I worry sometimes what would happen if one of our world leaders, one without critical thinking skills, ordered the use of an atomic weapon. Hopefully, someone would step in and stop it. If you want to feel encouraged (or really scared) here are two stories about two Russians who saved America. Vasili Arkhipov. In October 1962 at the peak of the Cuban Missile Crisis Arkhipov was on a Russian submarine B-59 with nuclear torpedoes ready to launch. He was one of three superior officers on that submarine. On October 27th their submarine was submerged near Cuba when the U.S aircraft [...]
Today I have enjoyed looking back 45 years to the first moon walk, which happened at 10:56 PM on Sunday, July 20, 1969.
Effective leaders know the emotional capabilities of their team members. They know their strengths and insecurities. They know when to push and went not to. One challenge is to understand how deep one’s well of strength is.
One of the things that fascinates me is hearing that millions of new people are buying Mega-Millions lottery ticket because the pot is growing.
Did you know that many elementary school students are learning to do something our Congress has yet to learn – reduce bullying by building relational trust? And, not surprisingly, the program was developed by women. It is a program with communication lessons that can greatly improve organizational and business success.
I have been thinking about mission and vision and the future quite a bit recently. Because the external environment is so unstable, most of us are doing what we need to do to stay viable. We try to search for growth opportunities. We think about the products and services we offer, we might think about what our customer value proposition is, but we rarely think about “why” we exist.
Happiness and joy are one of the special gifts we humans can experience. When was the last time you were really, really happy? Don’t forget that when you are really happy, others around you will be too. A good lesson for all leaders.
Here is a faraway story you may have missed. It starts out when a two-year old girl's father, the leader of Burma, is assassinated. Later in life, with two sons and a husband then in England, she returns to her country to try and help her people get freed from a totalitarian regime. The people tried to elect her as their leader, but the brutal leadership made sure that didn’t happen. For over 20 years she was either imprisoned or placed under house arrest and couldn’t leave Burma (Myanmar). Her husband developed cancer and died in England – without her. [...]
I have been reading a great deal this week about self-deception and read a quote by Patrick Lencioni that got me thinking.
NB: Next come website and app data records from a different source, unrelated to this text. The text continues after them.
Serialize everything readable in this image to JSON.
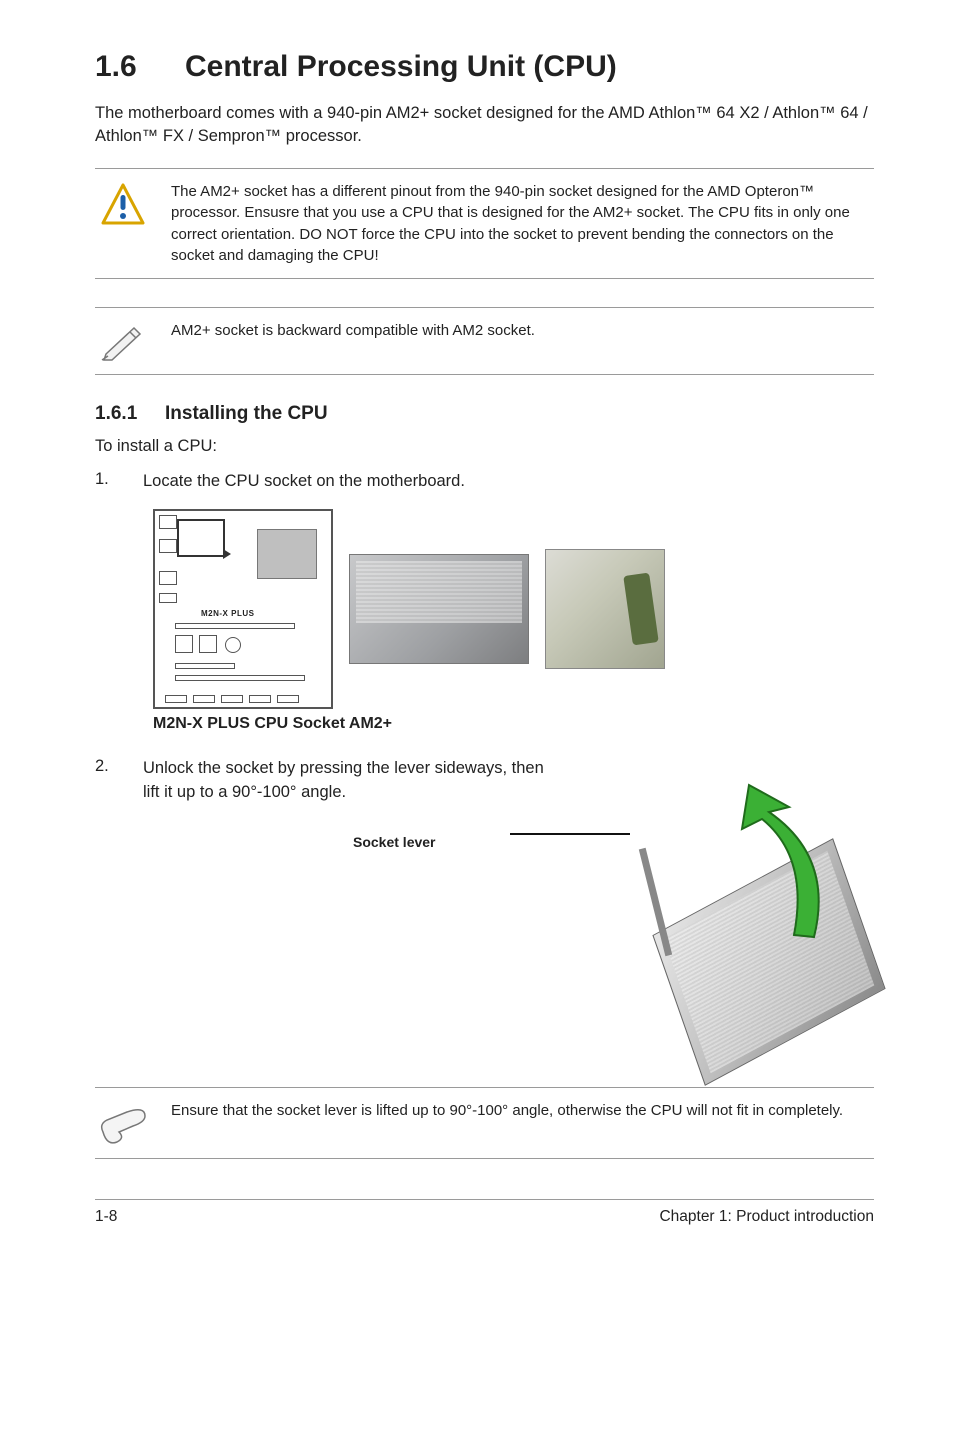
{
  "section": {
    "number": "1.6",
    "title": "Central Processing Unit (CPU)"
  },
  "intro": "The motherboard comes with a 940-pin AM2+ socket designed for the AMD Athlon™ 64 X2 / Athlon™ 64 / Athlon™ FX / Sempron™ processor.",
  "callout_warning": "The AM2+ socket has a different pinout from the 940-pin socket designed for the AMD Opteron™ processor. Ensusre that you use a CPU that is designed for the AM2+ socket. The CPU fits in only one correct orientation. DO NOT force the CPU into the socket to prevent bending the connectors on the socket and damaging the CPU!",
  "callout_note": "AM2+ socket is backward compatible with AM2 socket.",
  "subsection": {
    "number": "1.6.1",
    "title": "Installing the CPU"
  },
  "install_lead": "To install a CPU:",
  "steps": {
    "s1_num": "1.",
    "s1_text": "Locate the CPU socket on the motherboard.",
    "s2_num": "2.",
    "s2_text": "Unlock the socket by pressing the lever sideways, then lift it up to a 90°-100° angle."
  },
  "diagram": {
    "board_label": "M2N-X PLUS",
    "caption": "M2N-X PLUS CPU Socket AM2+"
  },
  "socket_lever_label": "Socket lever",
  "callout_hand": "Ensure that the socket lever is lifted up to 90°-100° angle, otherwise the CPU will not fit in completely.",
  "footer": {
    "page": "1-8",
    "chapter": "Chapter 1: Product introduction"
  }
}
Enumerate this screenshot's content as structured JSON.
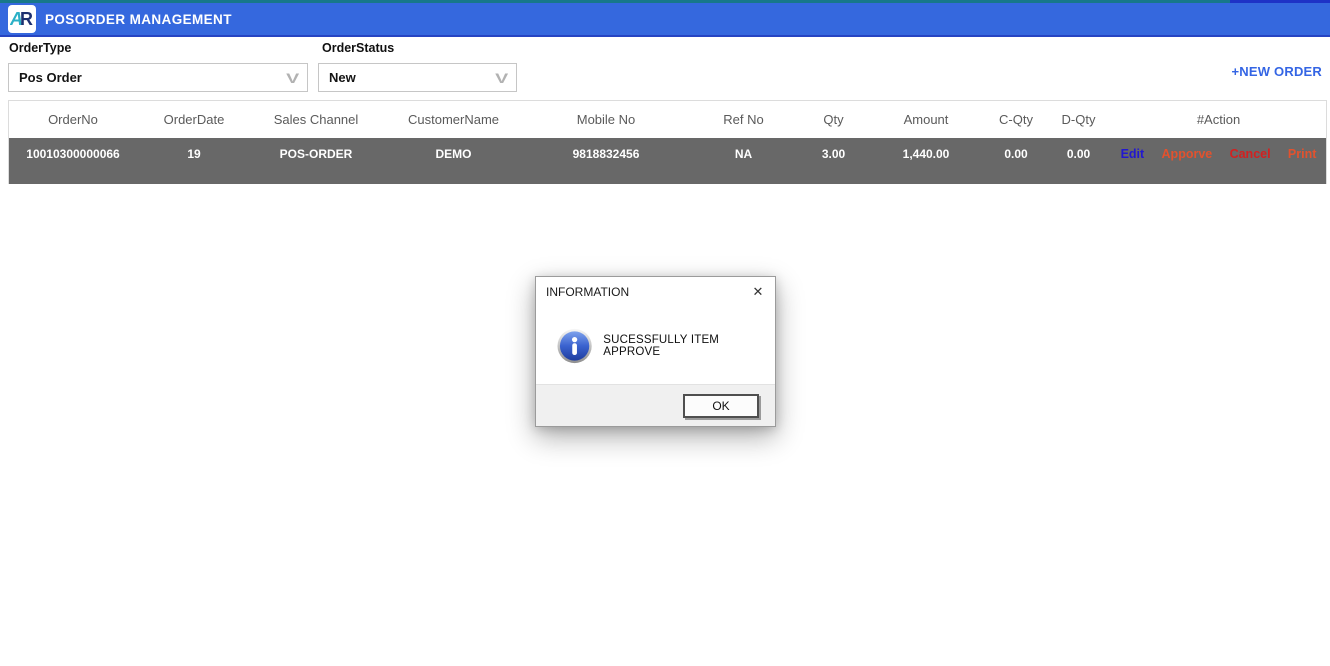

He writes in his book The Advantage, “When you tell yourself you’re bad at holding people accountable because you don’t like hurting their feelings, you’re lying.”